Of the 56 McMenamins bars, hotels, and theaters around Washington and Oregon, almost all of them used to be something else. There’s an old elementary school, a former Masonic retirement home, an ex-mission, and a repurposed brothel or two. Now they’re all McMenamins—a chain that represents the curious intersection of architectural preservation, Northwest hospitality, and drinking culture.
Not that Brian and Mike McMenamin, who opened their first pub in 1974, would call it a chain.

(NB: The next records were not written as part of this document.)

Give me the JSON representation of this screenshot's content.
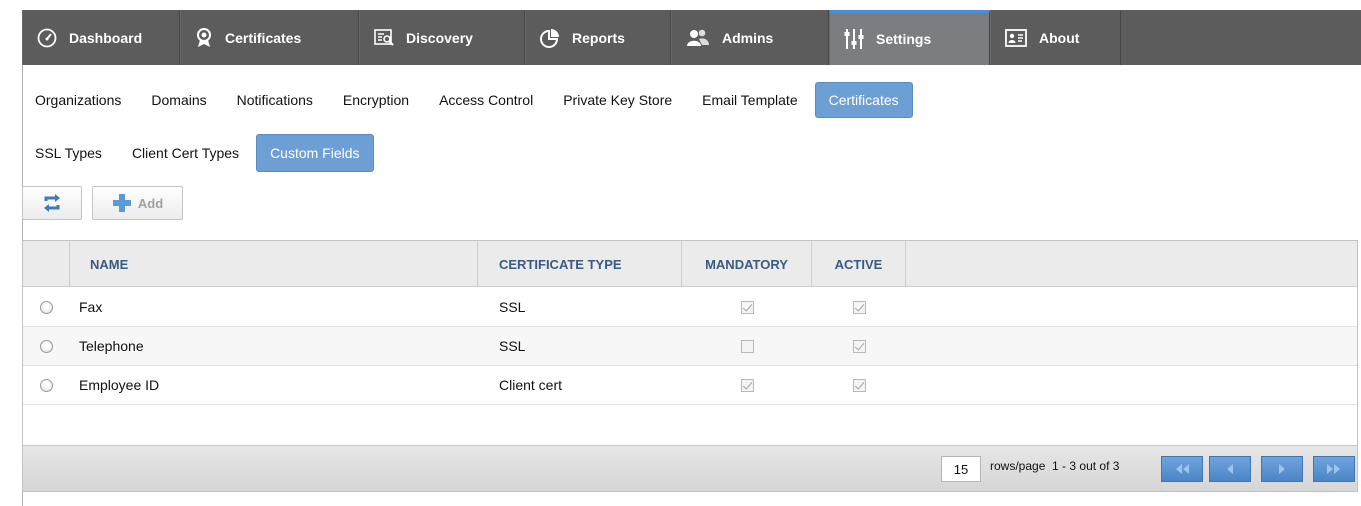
{
  "topnav": {
    "tabs": [
      {
        "label": "Dashboard",
        "icon": "gauge-icon"
      },
      {
        "label": "Certificates",
        "icon": "certificate-badge-icon"
      },
      {
        "label": "Discovery",
        "icon": "discovery-icon"
      },
      {
        "label": "Reports",
        "icon": "pie-chart-icon"
      },
      {
        "label": "Admins",
        "icon": "users-icon"
      },
      {
        "label": "Settings",
        "icon": "sliders-icon"
      },
      {
        "label": "About",
        "icon": "id-card-icon"
      }
    ],
    "active": "Settings"
  },
  "subnav": {
    "items": [
      "Organizations",
      "Domains",
      "Notifications",
      "Encryption",
      "Access Control",
      "Private Key Store",
      "Email Template",
      "Certificates"
    ],
    "active": "Certificates"
  },
  "subnav2": {
    "items": [
      "SSL Types",
      "Client Cert Types",
      "Custom Fields"
    ],
    "active": "Custom Fields"
  },
  "toolbar": {
    "refresh_icon": "refresh-icon",
    "add_label": "Add",
    "add_icon": "plus-icon"
  },
  "grid": {
    "columns": [
      "NAME",
      "CERTIFICATE TYPE",
      "MANDATORY",
      "ACTIVE"
    ],
    "rows": [
      {
        "name": "Fax",
        "type": "SSL",
        "mandatory": true,
        "active": true
      },
      {
        "name": "Telephone",
        "type": "SSL",
        "mandatory": false,
        "active": true
      },
      {
        "name": "Employee ID",
        "type": "Client cert",
        "mandatory": true,
        "active": true
      }
    ]
  },
  "pager": {
    "rows_per_page": "15",
    "rows_label": "rows/page",
    "range": "1 - 3 out of 3",
    "buttons": [
      "first-page-icon",
      "prev-page-icon",
      "next-page-icon",
      "last-page-icon"
    ]
  },
  "colors": {
    "nav_bg": "#5c5c5c",
    "nav_active": "#7b7d80",
    "accent": "#6e9fd4",
    "header_text": "#3b5a82"
  }
}
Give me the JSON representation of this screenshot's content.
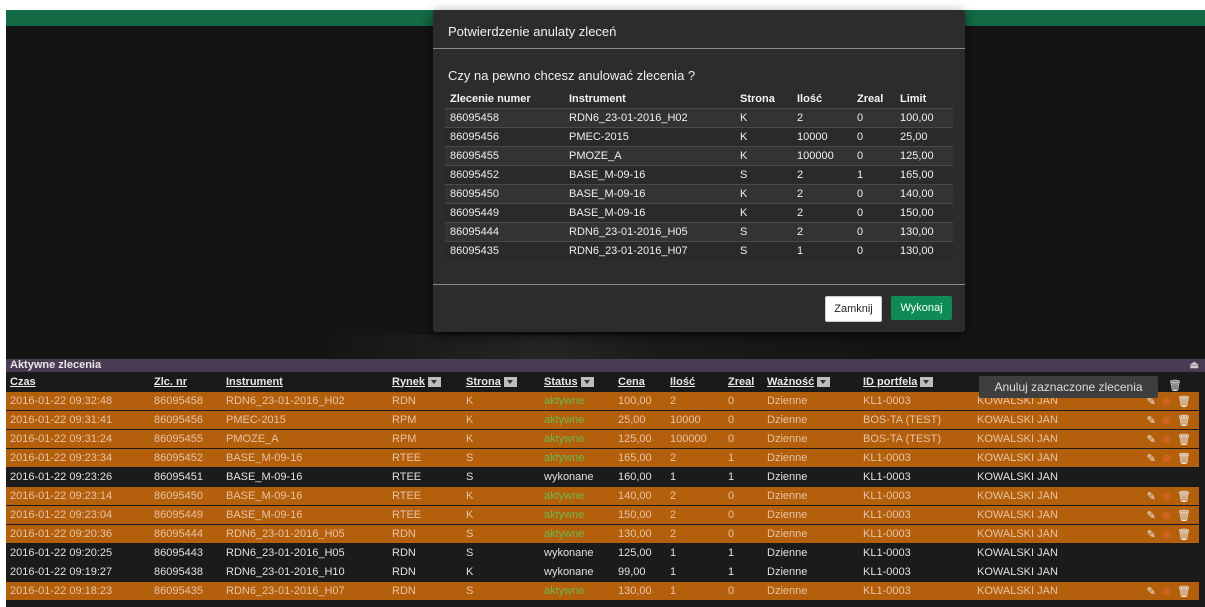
{
  "modal": {
    "title": "Potwierdzenie anulaty zleceń",
    "question": "Czy na pewno chcesz anulować zlecenia ?",
    "columns": [
      "Zlecenie numer",
      "Instrument",
      "Strona",
      "Ilość",
      "Zreal",
      "Limit"
    ],
    "rows": [
      [
        "86095458",
        "RDN6_23-01-2016_H02",
        "K",
        "2",
        "0",
        "100,00"
      ],
      [
        "86095456",
        "PMEC-2015",
        "K",
        "10000",
        "0",
        "25,00"
      ],
      [
        "86095455",
        "PMOZE_A",
        "K",
        "100000",
        "0",
        "125,00"
      ],
      [
        "86095452",
        "BASE_M-09-16",
        "S",
        "2",
        "1",
        "165,00"
      ],
      [
        "86095450",
        "BASE_M-09-16",
        "K",
        "2",
        "0",
        "140,00"
      ],
      [
        "86095449",
        "BASE_M-09-16",
        "K",
        "2",
        "0",
        "150,00"
      ],
      [
        "86095444",
        "RDN6_23-01-2016_H05",
        "S",
        "2",
        "0",
        "130,00"
      ],
      [
        "86095435",
        "RDN6_23-01-2016_H07",
        "S",
        "1",
        "0",
        "130,00"
      ]
    ],
    "close_label": "Zamknij",
    "execute_label": "Wykonaj"
  },
  "panel": {
    "title": "Aktywne zlecenia",
    "columns": [
      "Czas",
      "Zlc. nr",
      "Instrument",
      "Rynek",
      "Strona",
      "Status",
      "Cena",
      "Ilość",
      "Zreal",
      "Ważność",
      "ID portfela",
      "",
      ""
    ],
    "filter_columns": [
      3,
      4,
      5,
      9,
      10
    ],
    "tooltip": "Anuluj zaznaczone zlecenia",
    "rows": [
      {
        "state": "aktywne",
        "cells": [
          "2016-01-22 09:32:48",
          "86095458",
          "RDN6_23-01-2016_H02",
          "RDN",
          "K",
          "aktywne",
          "100,00",
          "2",
          "0",
          "Dzienne",
          "KL1-0003",
          "KOWALSKI JAN"
        ],
        "actions": true
      },
      {
        "state": "aktywne",
        "cells": [
          "2016-01-22 09:31:41",
          "86095456",
          "PMEC-2015",
          "RPM",
          "K",
          "aktywne",
          "25,00",
          "10000",
          "0",
          "Dzienne",
          "BOS-TA (TEST)",
          "KOWALSKI JAN"
        ],
        "actions": true
      },
      {
        "state": "aktywne",
        "cells": [
          "2016-01-22 09:31:24",
          "86095455",
          "PMOZE_A",
          "RPM",
          "K",
          "aktywne",
          "125,00",
          "100000",
          "0",
          "Dzienne",
          "BOS-TA (TEST)",
          "KOWALSKI JAN"
        ],
        "actions": true
      },
      {
        "state": "aktywne",
        "cells": [
          "2016-01-22 09:23:34",
          "86095452",
          "BASE_M-09-16",
          "RTEE",
          "S",
          "aktywne",
          "165,00",
          "2",
          "1",
          "Dzienne",
          "KL1-0003",
          "KOWALSKI JAN"
        ],
        "actions": true
      },
      {
        "state": "wykonane",
        "cells": [
          "2016-01-22 09:23:26",
          "86095451",
          "BASE_M-09-16",
          "RTEE",
          "S",
          "wykonane",
          "160,00",
          "1",
          "1",
          "Dzienne",
          "KL1-0003",
          "KOWALSKI JAN"
        ],
        "actions": false
      },
      {
        "state": "aktywne",
        "cells": [
          "2016-01-22 09:23:14",
          "86095450",
          "BASE_M-09-16",
          "RTEE",
          "K",
          "aktywne",
          "140,00",
          "2",
          "0",
          "Dzienne",
          "KL1-0003",
          "KOWALSKI JAN"
        ],
        "actions": true
      },
      {
        "state": "aktywne",
        "cells": [
          "2016-01-22 09:23:04",
          "86095449",
          "BASE_M-09-16",
          "RTEE",
          "K",
          "aktywne",
          "150,00",
          "2",
          "0",
          "Dzienne",
          "KL1-0003",
          "KOWALSKI JAN"
        ],
        "actions": true
      },
      {
        "state": "aktywne",
        "cells": [
          "2016-01-22 09:20:36",
          "86095444",
          "RDN6_23-01-2016_H05",
          "RDN",
          "S",
          "aktywne",
          "130,00",
          "2",
          "0",
          "Dzienne",
          "KL1-0003",
          "KOWALSKI JAN"
        ],
        "actions": true
      },
      {
        "state": "wykonane",
        "cells": [
          "2016-01-22 09:20:25",
          "86095443",
          "RDN6_23-01-2016_H05",
          "RDN",
          "S",
          "wykonane",
          "125,00",
          "1",
          "1",
          "Dzienne",
          "KL1-0003",
          "KOWALSKI JAN"
        ],
        "actions": false
      },
      {
        "state": "wykonane",
        "cells": [
          "2016-01-22 09:19:27",
          "86095438",
          "RDN6_23-01-2016_H10",
          "RDN",
          "K",
          "wykonane",
          "99,00",
          "1",
          "1",
          "Dzienne",
          "KL1-0003",
          "KOWALSKI JAN"
        ],
        "actions": false
      },
      {
        "state": "aktywne",
        "cells": [
          "2016-01-22 09:18:23",
          "86095435",
          "RDN6_23-01-2016_H07",
          "RDN",
          "S",
          "aktywne",
          "130,00",
          "1",
          "0",
          "Dzienne",
          "KL1-0003",
          "KOWALSKI JAN"
        ],
        "actions": true
      }
    ]
  },
  "colors": {
    "header_green": "#136a44",
    "panel_head": "#4a3b53",
    "active_row": "#b35f0c",
    "status_active": "#6fb84a",
    "execute_button": "#0f8b55"
  },
  "icons": [
    "pencil-icon",
    "cancel-icon",
    "trash-icon",
    "eject-icon",
    "sort-filter-icon"
  ]
}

The Portland-raised brothers, chill as a pair of aging hippies, shrug off categorization. “We’re just a bunch of pubs,” says Mike.
“We get nervous with some of those names,” adds Brian. “Chain and empire are two of the worst ones, I think.” Whatever they call them, the 56 properties add up; they’re so common around Portland that one blog labels them “McDonaldmins.” The pub fare most serve—burgers, fries, pizzas—has an unremarkable reputation, and the two Seattle eateries, the Six Arms in Capitol Hill and McMenamins in Lower Queen Anne, fly under the radar. But the McMenamins have built a family business that has employed all five of their adult children and saved some of the Northwest’s historic structures.
“We take buildings forward and make them viable rather than a museum piece,” says Mike; their model is the opposite of mothballing. They started on crumbling old relics simply because the old buildings were cheaper than new construction. “The stuff we buy, there is no competition,” adds Brian.
The not-an-empire’s biggest property is Edgefield, the former Multnomah County Poor Farm, on the eastern fringe of the Portland suburbs. It’s not exactly a resort, but it has a spa and two par-three golf courses. It’s not primarily a production site, but around the 1911 brick edifice are vineyards, a winery, a brewery, and a distillery. Locals know it as a music venue for the likes of Death Cab for Cutie and the Yeah Yeah Yeahs, though the outdoor amphitheater is little more than a sloped corner of a big field.
What Edgefield is, what every McMenamins property is, is a pub—in the broadest sense of the word. There are no stark divisions between where you eat, drink, sleep, or socialize. The brothers wander the Edgefield property in fleece and hardy Northwest sandals, giddily pointing out the bars in every corner of the property: one tucked into the old icehouse, another in a garden shed, and one under the front stairs.
Like many of the company’s nine hotels, most of the Edgefield rooms are European style, sharing hall bathrooms; the brothers just don’t see the need to add in-room loos to the older spaces. They cite affection for hotels like San Francisco’s San Remo, which has merely one shower to serve 10 rooms (at McMenamins, it’s closer to one for every five or six rooms).
The McMenamin aesthetic is one constant throughout the disparate buildings from different eras, a golden-hued blend of quirk and kitsch. It incorporates stained glass windows, repurposed metalwork, wall murals, exotic tchotchkes, and vintage posters. There’s never a white wall, and even the exposed pipework is decorated with tiny goblin faces.
On one corner of Edgefield’s 74 acres sits a former county jail, a concrete structure with a central guard station and nine wings emerging like spokes. It’s rusty, dusty, and institutional. But Mike and Brian see its future: nine wings of hotel rooms with cinderblock walls and steel ceilings, maybe a wine tasting room in the center, probably a bar in the basement.
They may have secured corporate success with their model, but no company has seriously tried to buy them out: “Nobody’s that crazy,” says Mike from behind a brushy gray beard. They’ve purchased the sites for their next two hotels, a former Elks Lodge in Tacoma and the old Anderson School in Bothell. Each will have some combination of bars, eateries, soaking pools, and game parlors meant to draw guests out of solitary rooms and into shared spaces.
“We really have always been a pub,” says Mike. “But the definition of a pub keeps evolving.”